Whereas, A digital print heat transfer is created using a procedure similar to that of a home printer. The entire graphic artwork is created on a computer and then digitally printed on high-quality paper with solvent ink.
The ink clings to the material and the graphic image transfers to the promo item when the paper is heated and applied to the item. This process produces high-resolution graphics on T-shirts and other clothing, making it suitable for complicated patterns with multiple colors.
Heat transfers are ideal for applications with a short print run or many colors. This printing method necessitates a specific printer and paper, as well as a heating press to set the design in place.
This method is much more recent, and it entails the use of sophisticated computing. The image on the screen is analyzed before being transformed into a format that may be printed directly onto the desired surface.
Direct mail and coupons, as well as any print that requires a more modern, sharp finish, are common uses for digital printing. In comparison to screen printing and heat transfer printing, this technology is far more intricate.
Digital printing may be used for almost anything and is a faster alternative to screen printing. It is also incredibly easy to personalize.
The disadvantages: ·
The design produced using the heat transfer approach will likely look to be of higher quality when first printed; but, graphics generated using the screen-printing approach will look to be of higher quality over time.
In contrast to heat-pressed ink, which rests on top of the cloth, the ink becomes a part of the fabric during the screen-printing process. That’s also why heat transfers aren’t as durable as screen prints when it comes to machine washing and drying – they can crack and vanish.
Moreover, digital printing is better suited to detailed work since the layers of ink are thinner, ensuring a more precise final print.
Depending on the number of prints you needed, one of the procedures may be preferable to the other. If you only need a few copies, for example, screen printing is usually not the ideal option because the initial setup can be costly.
However, the more print you need, the less expensive this process becomes in the long term, because once the screen printing equipment is calibrated, it doesn’t need to be done again. The root fee is frequently collected as a one-time fee for this setup.
The cost of heat transfer remains constant because the vinyl is practically the same.
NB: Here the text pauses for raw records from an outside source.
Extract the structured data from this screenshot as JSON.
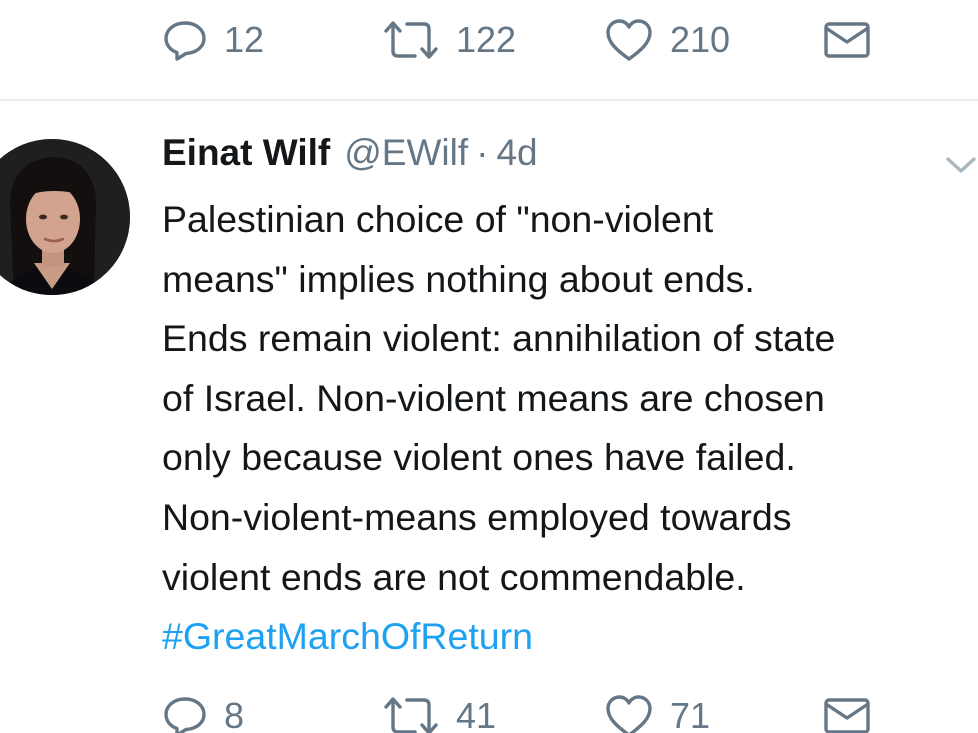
{
  "prev_tweet": {
    "actions": {
      "reply_count": "12",
      "retweet_count": "122",
      "like_count": "210"
    }
  },
  "tweet": {
    "author_name": "Einat Wilf",
    "author_handle": "@EWilf",
    "separator": "·",
    "timestamp": "4d",
    "text_lines": [
      "Palestinian choice of \"non-violent",
      "means\" implies nothing about ends.",
      "Ends remain violent: annihilation of state",
      "of Israel. Non-violent means are chosen",
      "only because violent ones have failed.",
      "Non-violent-means employed towards",
      "violent ends are not commendable."
    ],
    "hashtag": "#GreatMarchOfReturn",
    "actions": {
      "reply_count": "8",
      "retweet_count": "41",
      "like_count": "71"
    }
  },
  "colors": {
    "text": "#14171a",
    "secondary": "#657786",
    "link": "#1da1f2",
    "divider": "#e6ecf0"
  },
  "icons": [
    "reply-icon",
    "retweet-icon",
    "like-icon",
    "direct-message-icon",
    "chevron-down-icon"
  ]
}
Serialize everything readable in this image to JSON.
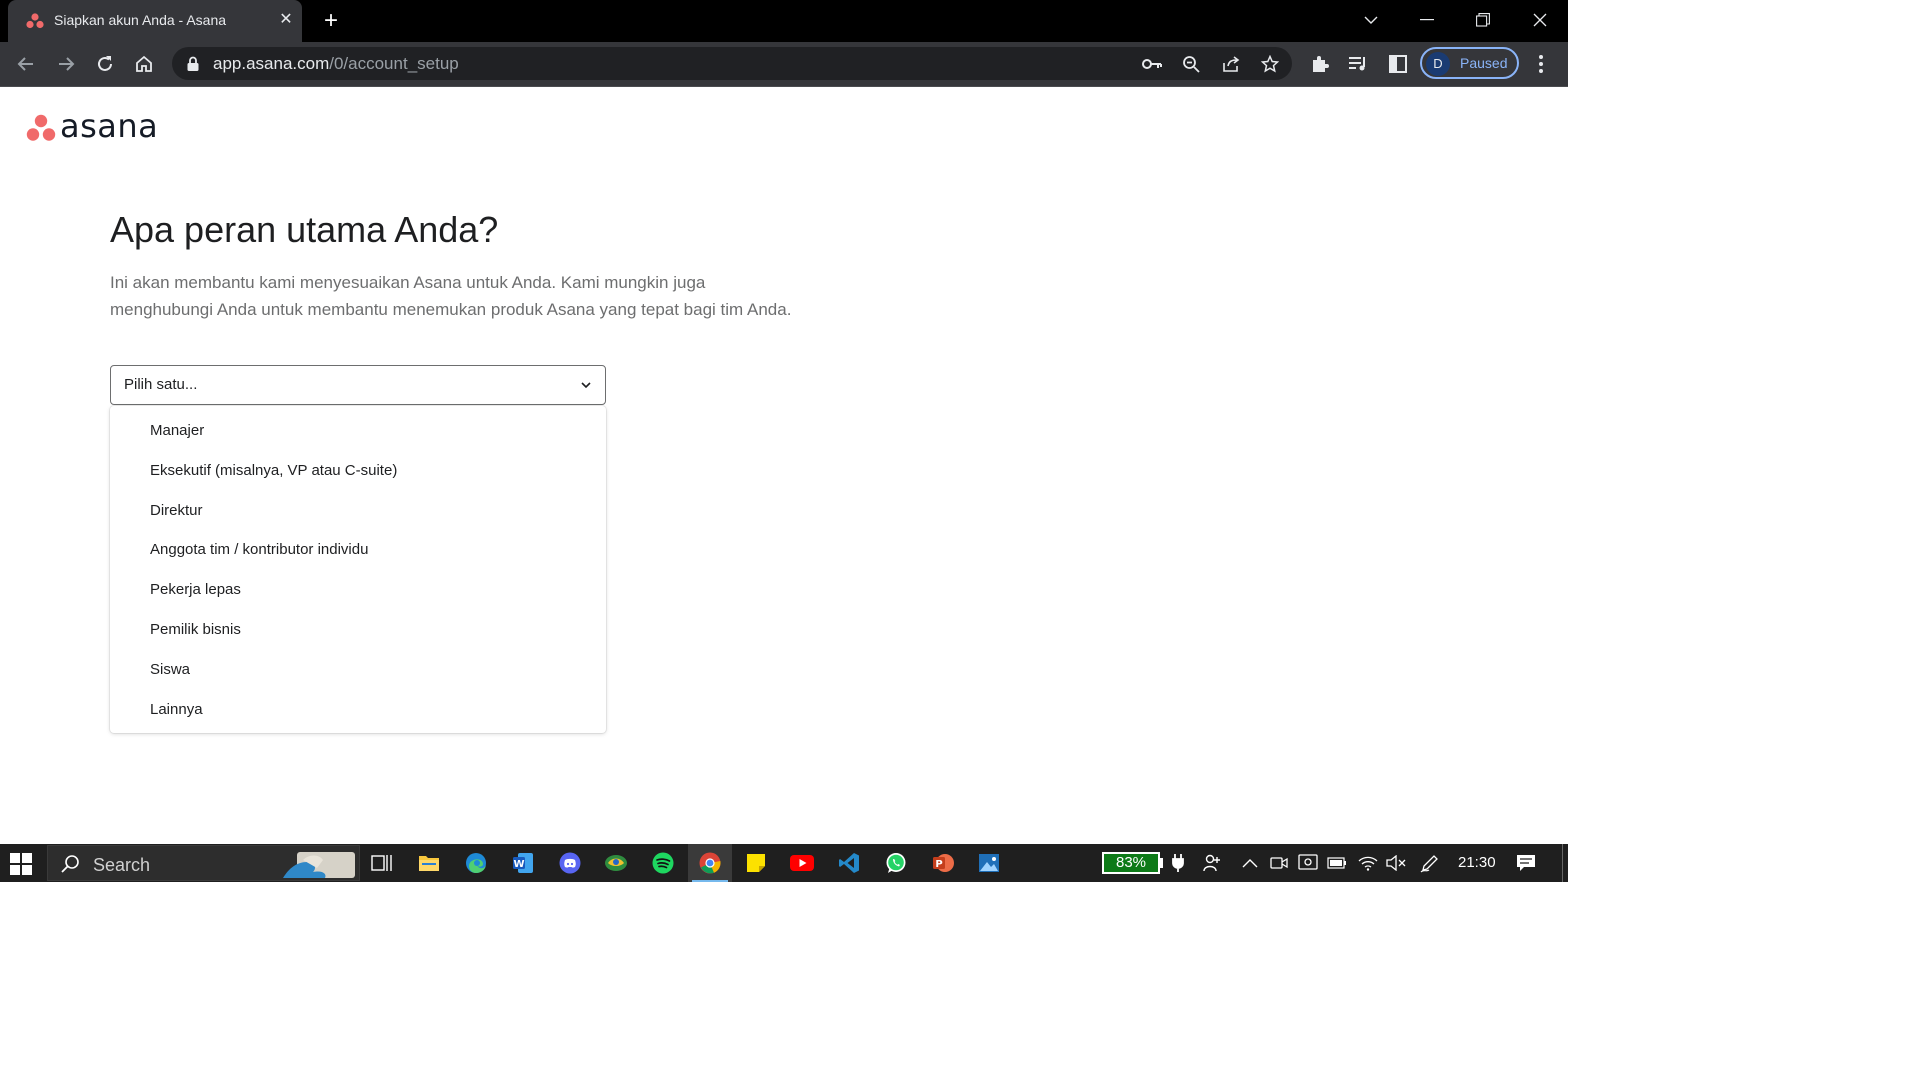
{
  "browser": {
    "tab": {
      "title": "Siapkan akun Anda - Asana",
      "favicon": "asana-logo-icon"
    },
    "url": {
      "host": "app.asana.com",
      "path": "/0/account_setup"
    },
    "profile": {
      "initial": "D",
      "status": "Paused"
    },
    "icons": [
      "back-icon",
      "forward-icon",
      "reload-icon",
      "home-icon",
      "lock-icon",
      "key-icon",
      "zoom-icon",
      "share-icon",
      "star-icon",
      "extensions-icon",
      "media-icon",
      "side-panel-icon",
      "menu-icon"
    ]
  },
  "page": {
    "logo_text": "asana",
    "heading": "Apa peran utama Anda?",
    "subtitle_line1": "Ini akan membantu kami menyesuaikan Asana untuk Anda. Kami mungkin juga",
    "subtitle_line2": "menghubungi Anda untuk membantu menemukan produk Asana yang tepat bagi tim Anda.",
    "select": {
      "placeholder": "Pilih satu..."
    },
    "options": [
      "Manajer",
      "Eksekutif (misalnya, VP atau C-suite)",
      "Direktur",
      "Anggota tim / kontributor individu",
      "Pekerja lepas",
      "Pemilik bisnis",
      "Siswa",
      "Lainnya"
    ]
  },
  "colors": {
    "asana_coral": "#f06a6a",
    "profile_accent": "#8ab4f8",
    "battery_green": "#0d7a17"
  },
  "taskbar": {
    "search_label": "Search",
    "apps": [
      "task-view-icon",
      "file-explorer-icon",
      "edge-icon",
      "word-icon",
      "discord-icon",
      "maps-icon",
      "spotify-icon",
      "chrome-icon",
      "sticky-notes-icon",
      "youtube-icon",
      "vscode-icon",
      "whatsapp-icon",
      "powerpoint-icon",
      "photos-icon"
    ],
    "battery": "83%",
    "time": "21:30"
  }
}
Furthermore, the vinyl applied on one item of clothing cannot be utilized on another item of clothing. If you’re doing digital heat transfer, on the other hand, you might be able to reuse transfer papers and save money as you print more garments.
Overall, heat transfer is more suited for little runs than lengthy runs, especially when the cost is a factor.
Digital, on the other hand, is far less expensive for lesser quantities because there is no origination fee to pay.
The number of colors you choose to utilize can also affect the pricing per print. Digital printing in black and white is less expensive, but it makes no difference whether you want one color or a hundred.
With screen printing, each new color requires the performance of an additional screen, so any more colors will be costly.
The best printing method for you is determined by the sort of item you’re customizing and the number of copies you’ll need.
Because each color of a screen printed design requires a separate screen, it is far more cost-effective to make a large number of goods at once rather than a few at a time. For example, screenprint orders of at least 500 pieces are preferred.
In contrast, because the heat transfer technique is the same for every print, you can order a few products at a time without the cost spiraling out of control.
Furthermore, digital printing is best suited to items requiring a high level of detail as well as orders of a smaller quantity. The absence of screens in the digital printer allows for a photographic print with far more detail than traditional screen printing and heat transfer.